Now, my situation was a bit special. As I said, my last interview was right before the lockdown. This impacted my search in several ways: one of the three offers got frozen, and I was not going to be able to join that academic year which obviously posed an important threat given my immigration status (if I had no job, I couldn’t stay in the country). It also prevented me from second in-person visits which would have happened in regular circumstances: these visits are often meant to bring your family/partner with you, explore your potential soon-to-be town, dig deeper in some aspects of the offer, additional face-to-face discussions (i.e. budget), etc… The pandemic was new to everyone, and so departments and candidates were struggling to navigate the situation.
I have to admit that it was not easy. In parallel, I was living through the worst personal situation I could have imagined, the death of my mom. Due to covid-related travel restrictions, the impossibility of traveling to my hometown to be with the rest of my family during such a horrible time only added a great deal of anxiety to an already stressful time.
In hindsight (and also according to most therapists’ opinion) I shouldn’t have made such a huge life decision during a traumatic event like that. And yet, I went through the negotiation of my start up and organized a cross-country move.

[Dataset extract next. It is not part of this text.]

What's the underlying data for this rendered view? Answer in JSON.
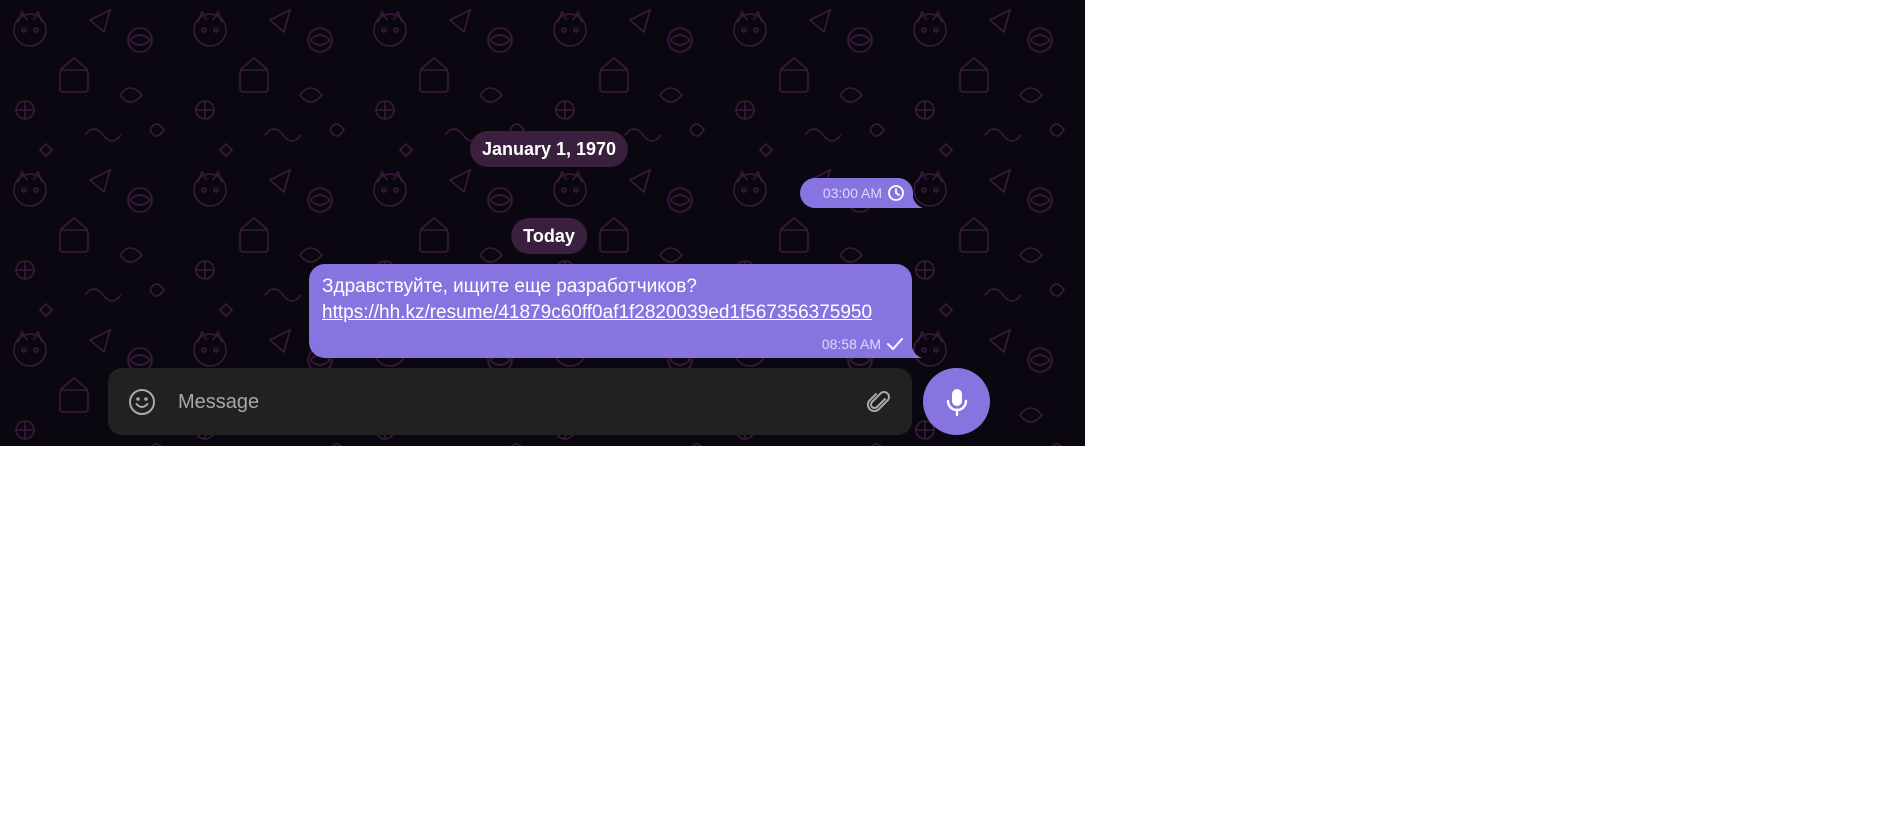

I shared with the chairs of the search committees my personal situation. They were extremely understanding, but I regret not having asked for more time to deal with my transition (both from postdoc to PI, and to a better more stable mental state). If I could, I should have taken a few months off, but my immigrant visa situation was not forgiving of the situation.
My little piece of advice is that if you can, make this type of decision while you are in a quiet state of mind. Talk to people who understands what it takes to make this type of life-changing decisions, especially if it involves a long-distance move. Get as much advice as you can, and weed out all that does not feel helpful.

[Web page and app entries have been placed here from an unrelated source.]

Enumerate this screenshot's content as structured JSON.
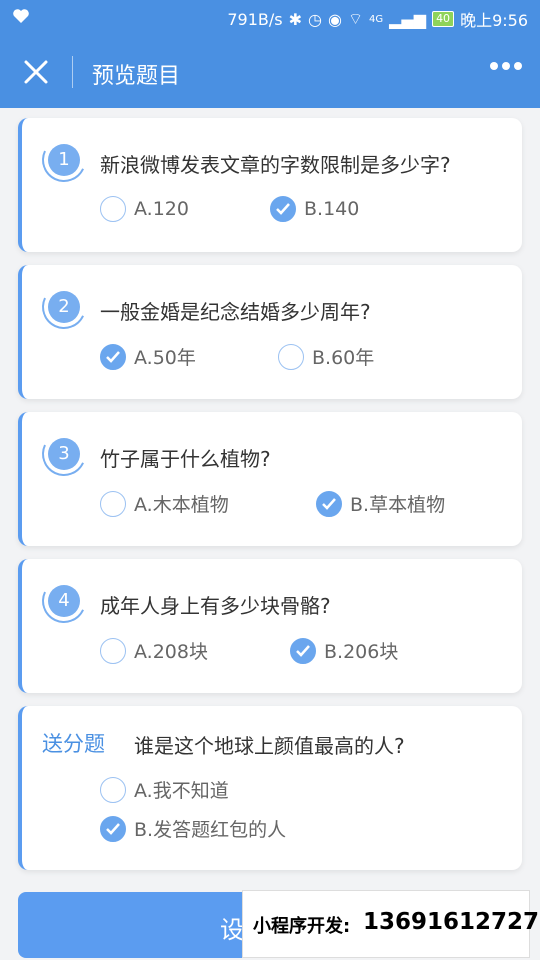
{
  "status_bar": {
    "speed": "791B/s",
    "battery": "40",
    "time": "晚上9:56",
    "network": "4G"
  },
  "navbar": {
    "title": "预览题目",
    "close_icon": "close-icon",
    "more_icon": "more-dots-icon"
  },
  "questions": [
    {
      "num": "1",
      "text": "新浪微博发表文章的字数限制是多少字?",
      "options": [
        {
          "label": "A.120",
          "checked": false
        },
        {
          "label": "B.140",
          "checked": true
        }
      ]
    },
    {
      "num": "2",
      "text": "一般金婚是纪念结婚多少周年?",
      "options": [
        {
          "label": "A.50年",
          "checked": true
        },
        {
          "label": "B.60年",
          "checked": false
        }
      ]
    },
    {
      "num": "3",
      "text": "竹子属于什么植物?",
      "options": [
        {
          "label": "A.木本植物",
          "checked": false
        },
        {
          "label": "B.草本植物",
          "checked": true
        }
      ]
    },
    {
      "num": "4",
      "text": "成年人身上有多少块骨骼?",
      "options": [
        {
          "label": "A.208块",
          "checked": false
        },
        {
          "label": "B.206块",
          "checked": true
        }
      ]
    }
  ],
  "bonus": {
    "label": "送分题",
    "text": "谁是这个地球上颜值最高的人?",
    "options": [
      {
        "label": "A.我不知道",
        "checked": false
      },
      {
        "label": "B.发答题红包的人",
        "checked": true
      }
    ]
  },
  "bottom_button": {
    "label": "设"
  },
  "promo": {
    "label": "小程序开发:",
    "phone": "13691612727"
  },
  "colors": {
    "accent": "#4a90e2",
    "check": "#6aa6ee"
  }
}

Take your time, it is a very important step. It may feel like this is the most difficult part of the academic journey, but I kid you not, once you reach this point things are only going to get more stressful and demanding. Surround yourself of supportive peers, find good help and mentors (within and beyond your institution) and never be scared or ashamed of asking for help. That will be key to your success and to keep your sanity.
I personally found much support and comfort talking to other women faculty who gave me their candid opinions and told me their very own experiences. Many times I could see my own experience reflected in their past struggles and made me feel less alone.
If you have questions or comments, please reach out or leave them below. Thanks!
This is part of a series tackling the academic job search from my own experience. Other posts: